Work required
Repeat the data in full. Drop every picture.

————————

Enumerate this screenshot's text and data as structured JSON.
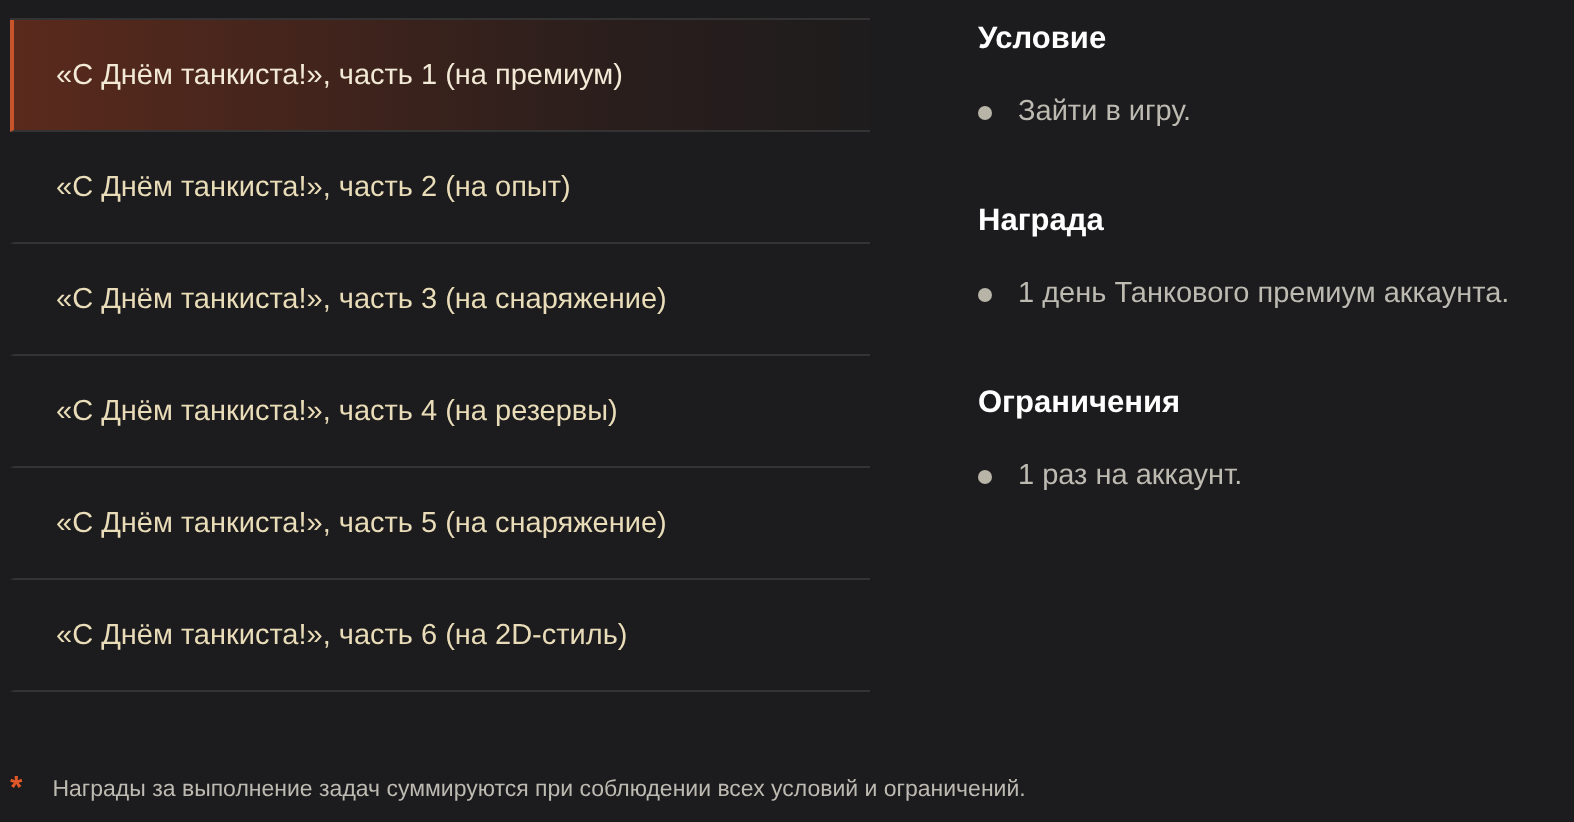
{
  "tasks": [
    {
      "label": "«С Днём танкиста!», часть 1 (на премиум)",
      "selected": true
    },
    {
      "label": "«С Днём танкиста!», часть 2 (на опыт)",
      "selected": false
    },
    {
      "label": "«С Днём танкиста!», часть 3 (на снаряжение)",
      "selected": false
    },
    {
      "label": "«С Днём танкиста!», часть 4 (на резервы)",
      "selected": false
    },
    {
      "label": "«С Днём танкиста!», часть 5 (на снаряжение)",
      "selected": false
    },
    {
      "label": "«С Днём танкиста!», часть 6 (на 2D-стиль)",
      "selected": false
    }
  ],
  "sections": [
    {
      "heading": "Условие",
      "items": [
        "Зайти в игру."
      ]
    },
    {
      "heading": "Награда",
      "items": [
        "1 день Танкового премиум аккаунта."
      ]
    },
    {
      "heading": "Ограничения",
      "items": [
        "1 раз на аккаунт."
      ]
    }
  ],
  "footnote": {
    "mark": "*",
    "text": "Награды за выполнение задач суммируются при соблюдении всех условий и ограничений."
  }
}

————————

The answer
Enumerate this screenshot's text and data as structured JSON.
{
  "tasks": [
    {
      "label": "«С Днём танкиста!», часть 1 (на премиум)",
      "selected": true
    },
    {
      "label": "«С Днём танкиста!», часть 2 (на опыт)",
      "selected": false
    },
    {
      "label": "«С Днём танкиста!», часть 3 (на снаряжение)",
      "selected": false
    },
    {
      "label": "«С Днём танкиста!», часть 4 (на резервы)",
      "selected": false
    },
    {
      "label": "«С Днём танкиста!», часть 5 (на снаряжение)",
      "selected": false
    },
    {
      "label": "«С Днём танкиста!», часть 6 (на 2D-стиль)",
      "selected": false
    }
  ],
  "sections": [
    {
      "heading": "Условие",
      "items": [
        "Зайти в игру."
      ]
    },
    {
      "heading": "Награда",
      "items": [
        "1 день Танкового премиум аккаунта."
      ]
    },
    {
      "heading": "Ограничения",
      "items": [
        "1 раз на аккаунт."
      ]
    }
  ],
  "footnote": {
    "mark": "*",
    "text": "Награды за выполнение задач суммируются при соблюдении всех условий и ограничений."
  }
}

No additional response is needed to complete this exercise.